Work order: Filter the listing below down to the lines holding the word "content", and copy those lines.
>>
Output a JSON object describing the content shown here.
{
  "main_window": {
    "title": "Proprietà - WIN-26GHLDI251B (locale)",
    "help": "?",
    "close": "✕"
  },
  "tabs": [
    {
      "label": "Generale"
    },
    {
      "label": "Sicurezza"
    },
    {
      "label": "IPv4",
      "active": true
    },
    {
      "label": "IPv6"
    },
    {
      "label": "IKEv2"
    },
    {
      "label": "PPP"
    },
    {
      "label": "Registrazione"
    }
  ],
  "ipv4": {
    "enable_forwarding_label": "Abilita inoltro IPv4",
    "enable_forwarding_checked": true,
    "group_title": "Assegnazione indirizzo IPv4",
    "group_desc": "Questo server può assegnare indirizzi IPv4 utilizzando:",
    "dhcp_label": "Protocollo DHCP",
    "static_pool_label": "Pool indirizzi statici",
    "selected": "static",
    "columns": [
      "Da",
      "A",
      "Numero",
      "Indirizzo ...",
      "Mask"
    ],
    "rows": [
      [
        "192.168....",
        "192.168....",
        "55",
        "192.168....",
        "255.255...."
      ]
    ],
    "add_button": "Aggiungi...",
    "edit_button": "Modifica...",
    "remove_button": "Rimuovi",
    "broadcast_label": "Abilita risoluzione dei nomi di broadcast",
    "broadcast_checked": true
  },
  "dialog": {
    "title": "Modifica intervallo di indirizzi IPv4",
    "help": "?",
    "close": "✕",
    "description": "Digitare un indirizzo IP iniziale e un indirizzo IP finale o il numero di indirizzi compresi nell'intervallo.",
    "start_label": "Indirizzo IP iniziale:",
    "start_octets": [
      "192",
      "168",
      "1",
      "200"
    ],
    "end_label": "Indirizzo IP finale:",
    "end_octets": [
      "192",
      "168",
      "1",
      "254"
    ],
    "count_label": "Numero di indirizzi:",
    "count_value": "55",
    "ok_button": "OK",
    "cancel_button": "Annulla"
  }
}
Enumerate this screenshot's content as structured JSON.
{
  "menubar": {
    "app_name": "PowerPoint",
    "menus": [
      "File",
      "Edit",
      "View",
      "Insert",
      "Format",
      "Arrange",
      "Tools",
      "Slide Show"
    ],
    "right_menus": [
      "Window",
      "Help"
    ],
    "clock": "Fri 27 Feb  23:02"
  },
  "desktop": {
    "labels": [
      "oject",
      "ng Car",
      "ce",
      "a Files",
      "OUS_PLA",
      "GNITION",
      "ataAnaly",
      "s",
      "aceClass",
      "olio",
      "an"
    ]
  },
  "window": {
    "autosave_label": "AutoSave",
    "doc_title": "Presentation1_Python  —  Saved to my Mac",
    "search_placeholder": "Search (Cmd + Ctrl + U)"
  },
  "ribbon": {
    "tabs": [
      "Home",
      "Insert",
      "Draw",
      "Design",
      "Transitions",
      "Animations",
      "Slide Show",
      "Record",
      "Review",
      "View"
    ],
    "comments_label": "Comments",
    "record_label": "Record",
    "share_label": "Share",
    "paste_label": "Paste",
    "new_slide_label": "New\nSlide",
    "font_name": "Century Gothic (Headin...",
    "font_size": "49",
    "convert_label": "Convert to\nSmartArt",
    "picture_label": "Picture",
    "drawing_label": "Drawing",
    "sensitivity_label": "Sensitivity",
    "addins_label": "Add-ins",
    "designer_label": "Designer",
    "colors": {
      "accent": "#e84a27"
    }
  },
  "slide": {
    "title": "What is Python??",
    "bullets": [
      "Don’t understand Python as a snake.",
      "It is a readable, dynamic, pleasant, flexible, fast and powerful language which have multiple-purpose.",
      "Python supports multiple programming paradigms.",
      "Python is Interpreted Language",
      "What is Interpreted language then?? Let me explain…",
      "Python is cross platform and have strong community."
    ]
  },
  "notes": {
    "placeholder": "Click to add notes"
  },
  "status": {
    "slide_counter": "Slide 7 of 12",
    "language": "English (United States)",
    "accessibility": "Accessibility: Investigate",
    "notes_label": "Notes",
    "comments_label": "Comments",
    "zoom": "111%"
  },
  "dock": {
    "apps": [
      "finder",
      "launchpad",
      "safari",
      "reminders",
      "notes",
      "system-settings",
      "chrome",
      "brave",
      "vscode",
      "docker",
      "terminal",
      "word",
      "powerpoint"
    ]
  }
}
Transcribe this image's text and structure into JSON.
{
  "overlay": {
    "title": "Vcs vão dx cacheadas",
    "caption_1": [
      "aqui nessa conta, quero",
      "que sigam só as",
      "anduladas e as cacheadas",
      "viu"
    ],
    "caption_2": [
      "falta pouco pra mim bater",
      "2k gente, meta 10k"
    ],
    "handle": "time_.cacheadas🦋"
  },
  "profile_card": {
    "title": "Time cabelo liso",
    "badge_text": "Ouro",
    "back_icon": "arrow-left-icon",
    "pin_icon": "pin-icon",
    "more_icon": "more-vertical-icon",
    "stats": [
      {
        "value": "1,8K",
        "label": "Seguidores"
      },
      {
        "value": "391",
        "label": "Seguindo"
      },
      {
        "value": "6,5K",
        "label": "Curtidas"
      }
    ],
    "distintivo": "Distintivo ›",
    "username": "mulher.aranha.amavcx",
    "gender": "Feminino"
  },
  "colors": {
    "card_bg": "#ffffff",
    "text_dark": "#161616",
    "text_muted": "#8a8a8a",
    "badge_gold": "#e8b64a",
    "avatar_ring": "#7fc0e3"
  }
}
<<
Exercise solution:
Output a JSON object describing the content shown here.
Enumerate this screenshot's content as structured JSON.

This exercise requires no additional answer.